The Certified Calibration Technician (CCT) program was created by the American Society for Quality (ASQ) and serves as a standardized way for calibration technicians to demonstrate their understanding of concepts related to their field. Although certification is not necessary to get an entry-level job in calibration, it can be a major advantage for those looking to advance in their careers.
The world of conformity assessment has its own specialized jargon that can make understanding requirements challenging, especially to organizations who are pursuing accreditation for the first time. We find that our customers often try to find information on ISO/IEC 17025 certification, only to learn that what they actually need is ISO/IEC 17025 accreditation, or may research product registration, but ultimately learn that in their region the process is called certification. In ordinary speech, the words accreditation, certification, and registration are often used interchangeably, but the International Organization for Standardization (ISO) has specific definitions for these terms that differ somewhat from their everyday use.
Food testing labs will soon see their regulatory environment change somewhat as part of the FDA’s Food Safety Modernization Act (FSMA), which seeks to implement its own laboratory accreditation program for food testing labs. The goal of this program is to ensure the safety of the U.S. food supply and protect U.S. consumers by helping ensure appropriate oversight of certain food testing that is relevant to public health. It will also ensure that the testing is done according to appropriate model standards which will help produce consistently reliable and valid test results.
Digital quality management systems, also called “eQMS,” are becoming increasingly common, especially as the technology that supports them becomes more widely available and user-friendly. The COVID-19 pandemic has made remote access to information more important than ever and highlighted the shortcomings of traditional paper-based QMS, but the benefits of switching to an eQMS extend far beyond the unique challenges imposed by a global pandemic. Digital QMS allow for better accessibility, better document control, faster and more streamlined processes, and other advantages that affect both efficiency and company culture.
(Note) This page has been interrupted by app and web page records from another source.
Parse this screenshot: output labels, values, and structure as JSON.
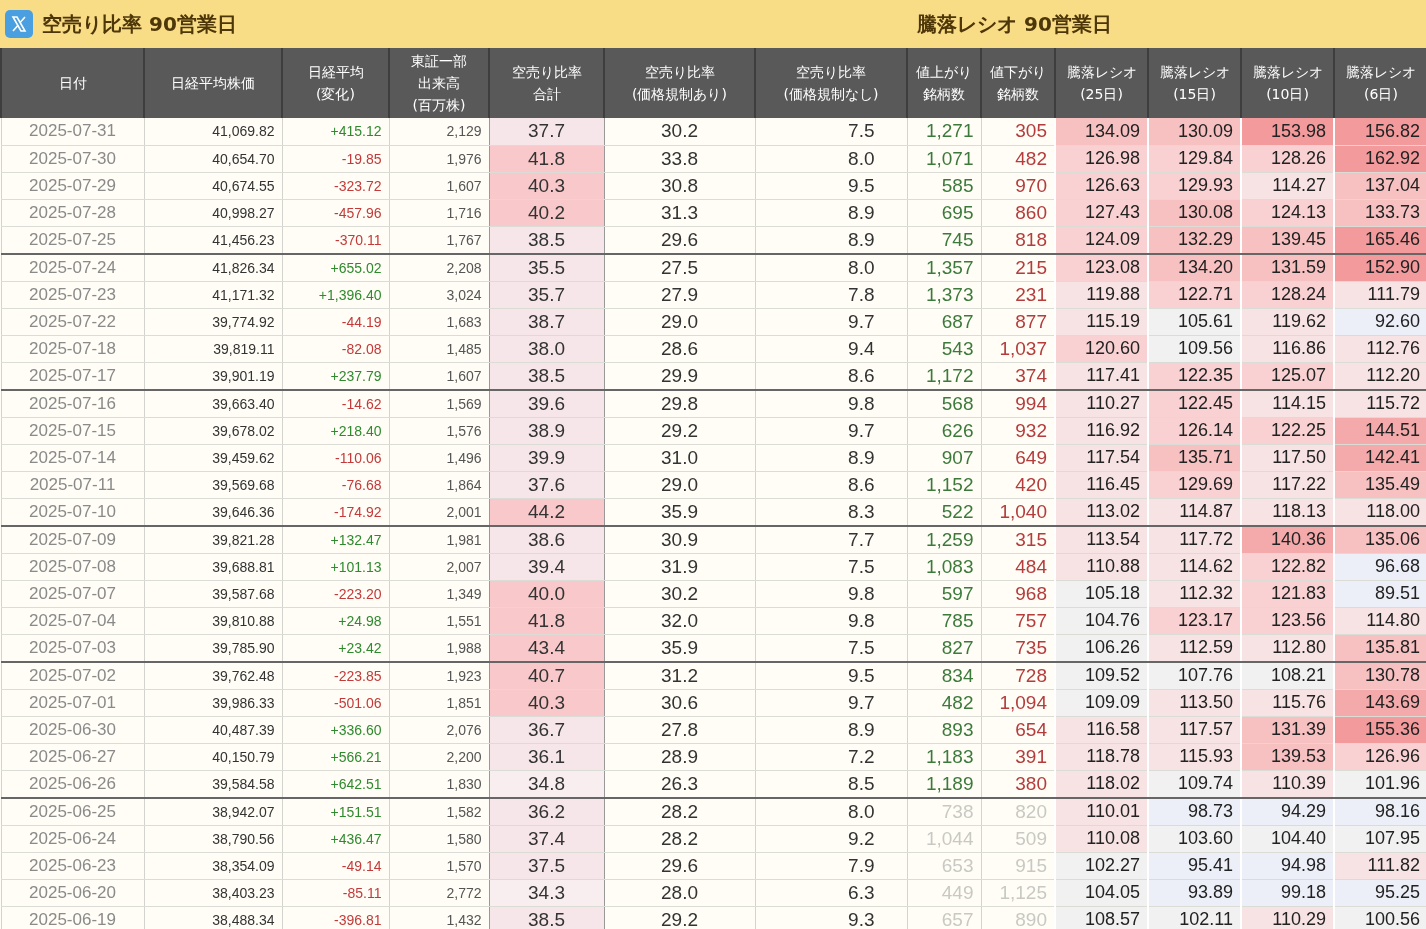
{
  "titles": [
    {
      "text": "空売り比率 90営業日",
      "logo": true
    },
    {
      "text": "騰落レシオ 90営業日",
      "logo": false
    }
  ],
  "table": {
    "columns": [
      {
        "kind": "date",
        "lines": [
          "日付"
        ]
      },
      {
        "kind": "price",
        "lines": [
          "日経平均株価"
        ]
      },
      {
        "kind": "change",
        "lines": [
          "日経平均",
          "(変化)"
        ]
      },
      {
        "kind": "volume",
        "lines": [
          "東証一部",
          "出来高",
          "(百万株)"
        ]
      },
      {
        "kind": "short",
        "lines": [
          "空売り比率",
          "合計"
        ]
      },
      {
        "kind": "sub",
        "lines": [
          "空売り比率",
          "(価格規制あり)"
        ]
      },
      {
        "kind": "subr",
        "lines": [
          "空売り比率",
          "(価格規制なし)"
        ]
      },
      {
        "kind": "adv",
        "lines": [
          "値上がり",
          "銘柄数"
        ]
      },
      {
        "kind": "dec",
        "lines": [
          "値下がり",
          "銘柄数"
        ]
      },
      {
        "kind": "ratio",
        "lines": [
          "騰落レシオ",
          "(25日)"
        ]
      },
      {
        "kind": "ratio",
        "lines": [
          "騰落レシオ",
          "(15日)"
        ]
      },
      {
        "kind": "ratio",
        "lines": [
          "騰落レシオ",
          "(10日)"
        ]
      },
      {
        "kind": "ratio",
        "lines": [
          "騰落レシオ",
          "(6日)"
        ]
      }
    ],
    "rows": [
      {
        "rising": true,
        "faded": false,
        "cells": [
          "2025-07-31",
          "41,069.82",
          "+415.12",
          "2,129",
          "37.7",
          "30.2",
          "7.5",
          "1,271",
          "305",
          "134.09",
          "130.09",
          "153.98",
          "156.82"
        ]
      },
      {
        "rising": false,
        "faded": false,
        "cells": [
          "2025-07-30",
          "40,654.70",
          "-19.85",
          "1,976",
          "41.8",
          "33.8",
          "8.0",
          "1,071",
          "482",
          "126.98",
          "129.84",
          "128.26",
          "162.92"
        ]
      },
      {
        "rising": false,
        "faded": false,
        "cells": [
          "2025-07-29",
          "40,674.55",
          "-323.72",
          "1,607",
          "40.3",
          "30.8",
          "9.5",
          "585",
          "970",
          "126.63",
          "129.93",
          "114.27",
          "137.04"
        ]
      },
      {
        "rising": false,
        "faded": false,
        "cells": [
          "2025-07-28",
          "40,998.27",
          "-457.96",
          "1,716",
          "40.2",
          "31.3",
          "8.9",
          "695",
          "860",
          "127.43",
          "130.08",
          "124.13",
          "133.73"
        ]
      },
      {
        "rising": false,
        "faded": false,
        "cells": [
          "2025-07-25",
          "41,456.23",
          "-370.11",
          "1,767",
          "38.5",
          "29.6",
          "8.9",
          "745",
          "818",
          "124.09",
          "132.29",
          "139.45",
          "165.46"
        ]
      },
      {
        "rising": true,
        "faded": false,
        "cells": [
          "2025-07-24",
          "41,826.34",
          "+655.02",
          "2,208",
          "35.5",
          "27.5",
          "8.0",
          "1,357",
          "215",
          "123.08",
          "134.20",
          "131.59",
          "152.90"
        ]
      },
      {
        "rising": true,
        "faded": false,
        "cells": [
          "2025-07-23",
          "41,171.32",
          "+1,396.40",
          "3,024",
          "35.7",
          "27.9",
          "7.8",
          "1,373",
          "231",
          "119.88",
          "122.71",
          "128.24",
          "111.79"
        ]
      },
      {
        "rising": false,
        "faded": false,
        "cells": [
          "2025-07-22",
          "39,774.92",
          "-44.19",
          "1,683",
          "38.7",
          "29.0",
          "9.7",
          "687",
          "877",
          "115.19",
          "105.61",
          "119.62",
          "92.60"
        ]
      },
      {
        "rising": false,
        "faded": false,
        "cells": [
          "2025-07-18",
          "39,819.11",
          "-82.08",
          "1,485",
          "38.0",
          "28.6",
          "9.4",
          "543",
          "1,037",
          "120.60",
          "109.56",
          "116.86",
          "112.76"
        ]
      },
      {
        "rising": true,
        "faded": false,
        "cells": [
          "2025-07-17",
          "39,901.19",
          "+237.79",
          "1,607",
          "38.5",
          "29.9",
          "8.6",
          "1,172",
          "374",
          "117.41",
          "122.35",
          "125.07",
          "112.20"
        ]
      },
      {
        "rising": false,
        "faded": false,
        "cells": [
          "2025-07-16",
          "39,663.40",
          "-14.62",
          "1,569",
          "39.6",
          "29.8",
          "9.8",
          "568",
          "994",
          "110.27",
          "122.45",
          "114.15",
          "115.72"
        ]
      },
      {
        "rising": true,
        "faded": false,
        "cells": [
          "2025-07-15",
          "39,678.02",
          "+218.40",
          "1,576",
          "38.9",
          "29.2",
          "9.7",
          "626",
          "932",
          "116.92",
          "126.14",
          "122.25",
          "144.51"
        ]
      },
      {
        "rising": false,
        "faded": false,
        "cells": [
          "2025-07-14",
          "39,459.62",
          "-110.06",
          "1,496",
          "39.9",
          "31.0",
          "8.9",
          "907",
          "649",
          "117.54",
          "135.71",
          "117.50",
          "142.41"
        ]
      },
      {
        "rising": false,
        "faded": false,
        "cells": [
          "2025-07-11",
          "39,569.68",
          "-76.68",
          "1,864",
          "37.6",
          "29.0",
          "8.6",
          "1,152",
          "420",
          "116.45",
          "129.69",
          "117.22",
          "135.49"
        ]
      },
      {
        "rising": false,
        "faded": false,
        "cells": [
          "2025-07-10",
          "39,646.36",
          "-174.92",
          "2,001",
          "44.2",
          "35.9",
          "8.3",
          "522",
          "1,040",
          "113.02",
          "114.87",
          "118.13",
          "118.00"
        ]
      },
      {
        "rising": true,
        "faded": false,
        "cells": [
          "2025-07-09",
          "39,821.28",
          "+132.47",
          "1,981",
          "38.6",
          "30.9",
          "7.7",
          "1,259",
          "315",
          "113.54",
          "117.72",
          "140.36",
          "135.06"
        ]
      },
      {
        "rising": true,
        "faded": false,
        "cells": [
          "2025-07-08",
          "39,688.81",
          "+101.13",
          "2,007",
          "39.4",
          "31.9",
          "7.5",
          "1,083",
          "484",
          "110.88",
          "114.62",
          "122.82",
          "96.68"
        ]
      },
      {
        "rising": false,
        "faded": false,
        "cells": [
          "2025-07-07",
          "39,587.68",
          "-223.20",
          "1,349",
          "40.0",
          "30.2",
          "9.8",
          "597",
          "968",
          "105.18",
          "112.32",
          "121.83",
          "89.51"
        ]
      },
      {
        "rising": true,
        "faded": false,
        "cells": [
          "2025-07-04",
          "39,810.88",
          "+24.98",
          "1,551",
          "41.8",
          "32.0",
          "9.8",
          "785",
          "757",
          "104.76",
          "123.17",
          "123.56",
          "114.80"
        ]
      },
      {
        "rising": true,
        "faded": false,
        "cells": [
          "2025-07-03",
          "39,785.90",
          "+23.42",
          "1,988",
          "43.4",
          "35.9",
          "7.5",
          "827",
          "735",
          "106.26",
          "112.59",
          "112.80",
          "135.81"
        ]
      },
      {
        "rising": false,
        "faded": false,
        "cells": [
          "2025-07-02",
          "39,762.48",
          "-223.85",
          "1,923",
          "40.7",
          "31.2",
          "9.5",
          "834",
          "728",
          "109.52",
          "107.76",
          "108.21",
          "130.78"
        ]
      },
      {
        "rising": false,
        "faded": false,
        "cells": [
          "2025-07-01",
          "39,986.33",
          "-501.06",
          "1,851",
          "40.3",
          "30.6",
          "9.7",
          "482",
          "1,094",
          "109.09",
          "113.50",
          "115.76",
          "143.69"
        ]
      },
      {
        "rising": true,
        "faded": false,
        "cells": [
          "2025-06-30",
          "40,487.39",
          "+336.60",
          "2,076",
          "36.7",
          "27.8",
          "8.9",
          "893",
          "654",
          "116.58",
          "117.57",
          "131.39",
          "155.36"
        ]
      },
      {
        "rising": true,
        "faded": false,
        "cells": [
          "2025-06-27",
          "40,150.79",
          "+566.21",
          "2,200",
          "36.1",
          "28.9",
          "7.2",
          "1,183",
          "391",
          "118.78",
          "115.93",
          "139.53",
          "126.96"
        ]
      },
      {
        "rising": true,
        "faded": false,
        "cells": [
          "2025-06-26",
          "39,584.58",
          "+642.51",
          "1,830",
          "34.8",
          "26.3",
          "8.5",
          "1,189",
          "380",
          "118.02",
          "109.74",
          "110.39",
          "101.96"
        ]
      },
      {
        "rising": true,
        "faded": true,
        "cells": [
          "2025-06-25",
          "38,942.07",
          "+151.51",
          "1,582",
          "36.2",
          "28.2",
          "8.0",
          "738",
          "820",
          "110.01",
          "98.73",
          "94.29",
          "98.16"
        ]
      },
      {
        "rising": true,
        "faded": true,
        "cells": [
          "2025-06-24",
          "38,790.56",
          "+436.47",
          "1,580",
          "37.4",
          "28.2",
          "9.2",
          "1,044",
          "509",
          "110.08",
          "103.60",
          "104.40",
          "107.95"
        ]
      },
      {
        "rising": false,
        "faded": true,
        "cells": [
          "2025-06-23",
          "38,354.09",
          "-49.14",
          "1,570",
          "37.5",
          "29.6",
          "7.9",
          "653",
          "915",
          "102.27",
          "95.41",
          "94.98",
          "111.82"
        ]
      },
      {
        "rising": false,
        "faded": true,
        "cells": [
          "2025-06-20",
          "38,403.23",
          "-85.11",
          "2,772",
          "34.3",
          "28.0",
          "6.3",
          "449",
          "1,125",
          "104.05",
          "93.89",
          "99.18",
          "95.25"
        ]
      },
      {
        "rising": false,
        "faded": true,
        "cells": [
          "2025-06-19",
          "38,488.34",
          "-396.81",
          "1,432",
          "38.5",
          "29.2",
          "9.3",
          "657",
          "890",
          "108.57",
          "102.11",
          "110.29",
          "100.56"
        ]
      }
    ]
  }
}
The transition from a traditional paper system to an eQMS, however, requires a commitment of time and resources that often drives decision-makers to put it off for as long as possible.
Whether you’re approaching the process for the first time or have dozens of audits under your belt, conducting a document review as part of your internal audit to can be intimidating. A2LA WorkPlace Training instructors frequently get questions from learners about document review best practices and what documents require the most attention during a review. Unfortunately, there is no one-size-fits-all answer. Depending on your facility, your industry, and the standard or standards you are accredited to, your experience will be somewhat different. There are, however, strategic ways to approach a document review that will help to set you up for success.
Calendars are rife with interesting and obscure modern holidays, from National Donut Day to Bubble Wrap Appreciation Day. The cynics among us know that most of these “holidays” exist mostly to sell you something, but a few are genuine in their efforts to raise awareness of an important concept or teach the public something valuable. May 20th of each year – the anniversary of the signing of the Metre Convention in 1875 - marks one such obscure but helpful holiday: World Metrology Day. Most people rarely think about the concept of metrology. In fact, outside of a few specific industries few people even know exactly what metrology is, but it’s truly crucial to nearly everything we do in the modern world.
E-learning is an excellent option for many individuals and organizations, but for others, classroom training with an instructor remains the preferred method, so how do you decide which is appropriate for your personal needs, or the needs of your staff?